Attended by attorneys from Jacksonville to Fort Myers, the symposium covered changes to the mental health law, significant case law and successful actions for defending the rights of citizens being held under a Baker Act.
The Citizens Commission on Human Rights (CCHR) hosted a conference on the Florida mental health law for defense attorneys for the purpose of discussing strategies to effectively serve families and to eradicate violations of the law at the Fort Harrison Hotel in Clearwater.
Commonly called the Baker Act, Florida’s mental health allows for men, women and children to be taken into custody and held for involuntary psychiatric examination across the state and in the 15 years from 2001/2002 to 2015/2016 the number of Baker Acts more than doubled with 194,354 initiations. 
The symposium, attended by attorneys from Jacksonville to Fort Myers, covered changes to the mental health law, significant case law and successful actions for defending the rights of citizens being held under a Baker Act.
“Over the past several years important changes have been made to the Baker Act which specifically better protect the rights of children and hosting this symposium was important so that these attorneys could share their successful actions in defending clients being held for involuntary psychiatric examination,” said Diane Stein, President of the Florida chapter of CCHR.
“We intend to keep helping attorneys working in this vital area as much as we can,” said Ms. Stein. “We owe this to the victims of Baker Act violations that happen in our state every day.”
While the original stated intention of the Baker Act was to protect the rights of citizens sent for involuntary psychiatric examination, it has become a source of great abuse prompting CCHR Florida to not only host this symposium but to launch a public information campaign in 2016 to educate Floridians on their rights under this law. As part of this campaign, CCHR hosts a seminar regularly delivered at their center in downtown Clearwater by attorney Carmen Miller who, as a former Assistant Public Defender in the Thirteenth Circuit in Tampa, has a great deal of experience on the mental health law. Now in the private sector, Ms. Miller specializes in cases of those who have been Baker Acted. To learn more about the Baker Act or to reserve a seat at the next seminar please call 727-442-8820 or visit http://www.cchrflorida.org/events/.

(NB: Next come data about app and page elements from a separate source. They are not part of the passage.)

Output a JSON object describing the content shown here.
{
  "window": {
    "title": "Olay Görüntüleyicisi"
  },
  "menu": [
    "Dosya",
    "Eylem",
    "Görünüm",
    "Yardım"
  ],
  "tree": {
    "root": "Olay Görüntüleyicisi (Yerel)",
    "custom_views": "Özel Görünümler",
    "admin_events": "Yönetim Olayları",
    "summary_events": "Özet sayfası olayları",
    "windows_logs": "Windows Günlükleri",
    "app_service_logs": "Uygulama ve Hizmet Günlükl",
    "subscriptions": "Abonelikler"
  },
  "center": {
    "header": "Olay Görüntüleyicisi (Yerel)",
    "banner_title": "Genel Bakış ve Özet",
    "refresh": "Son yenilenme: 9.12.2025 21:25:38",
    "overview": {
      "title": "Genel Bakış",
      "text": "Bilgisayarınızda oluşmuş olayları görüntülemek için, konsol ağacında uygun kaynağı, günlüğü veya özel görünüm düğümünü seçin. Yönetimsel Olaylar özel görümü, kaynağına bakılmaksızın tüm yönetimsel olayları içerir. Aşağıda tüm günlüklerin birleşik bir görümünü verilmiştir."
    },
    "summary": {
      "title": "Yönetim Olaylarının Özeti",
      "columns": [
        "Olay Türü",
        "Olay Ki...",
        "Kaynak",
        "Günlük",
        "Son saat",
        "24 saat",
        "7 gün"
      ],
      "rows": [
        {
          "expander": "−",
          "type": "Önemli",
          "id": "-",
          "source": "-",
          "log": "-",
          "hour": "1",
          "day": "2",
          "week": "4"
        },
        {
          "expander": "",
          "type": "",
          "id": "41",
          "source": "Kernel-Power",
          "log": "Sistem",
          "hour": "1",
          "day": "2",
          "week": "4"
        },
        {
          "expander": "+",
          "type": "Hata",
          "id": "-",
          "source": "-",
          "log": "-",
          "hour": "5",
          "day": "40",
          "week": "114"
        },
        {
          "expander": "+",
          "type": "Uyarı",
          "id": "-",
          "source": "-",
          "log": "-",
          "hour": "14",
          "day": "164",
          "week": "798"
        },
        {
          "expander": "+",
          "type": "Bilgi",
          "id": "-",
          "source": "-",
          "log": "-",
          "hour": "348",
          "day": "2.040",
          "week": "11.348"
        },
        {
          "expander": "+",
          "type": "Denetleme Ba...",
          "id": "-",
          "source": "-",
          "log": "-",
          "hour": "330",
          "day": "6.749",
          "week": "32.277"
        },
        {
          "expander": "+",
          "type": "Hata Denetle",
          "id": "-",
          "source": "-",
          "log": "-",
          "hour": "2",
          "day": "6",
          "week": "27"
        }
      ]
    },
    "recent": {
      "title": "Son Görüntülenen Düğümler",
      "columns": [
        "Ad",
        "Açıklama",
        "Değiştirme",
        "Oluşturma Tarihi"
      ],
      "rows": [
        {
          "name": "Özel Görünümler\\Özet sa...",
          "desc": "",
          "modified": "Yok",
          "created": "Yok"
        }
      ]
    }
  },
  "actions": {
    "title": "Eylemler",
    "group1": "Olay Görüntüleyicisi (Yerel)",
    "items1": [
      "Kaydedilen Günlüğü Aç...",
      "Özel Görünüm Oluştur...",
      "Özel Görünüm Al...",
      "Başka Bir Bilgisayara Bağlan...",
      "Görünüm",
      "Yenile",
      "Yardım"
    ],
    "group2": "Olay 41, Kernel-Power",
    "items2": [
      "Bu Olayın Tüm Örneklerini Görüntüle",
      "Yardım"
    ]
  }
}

About CCHR: Initially established by the Church of Scientology and renowned psychiatrist Dr. Thomas Szasz in 1969, CCHR’s mission is to eradicate abuses committed under the guise of mental health and enact patient and consumer protections. It was L. Ron Hubbard, the founder of Scientology, who brought the terror of psychiatric imprisonment to the notice of the world. In March 1969, he said, “Thousands and thousands are seized without process of law, every week, over the ‘free world’ tortured, castrated, killed. All in the name of ‘mental health.’” For more information visit www.cchrflorida.org.
 Baker Act Annual Report http://www.usf.edu/cbcs/baker-act/documents/annual_report.pdf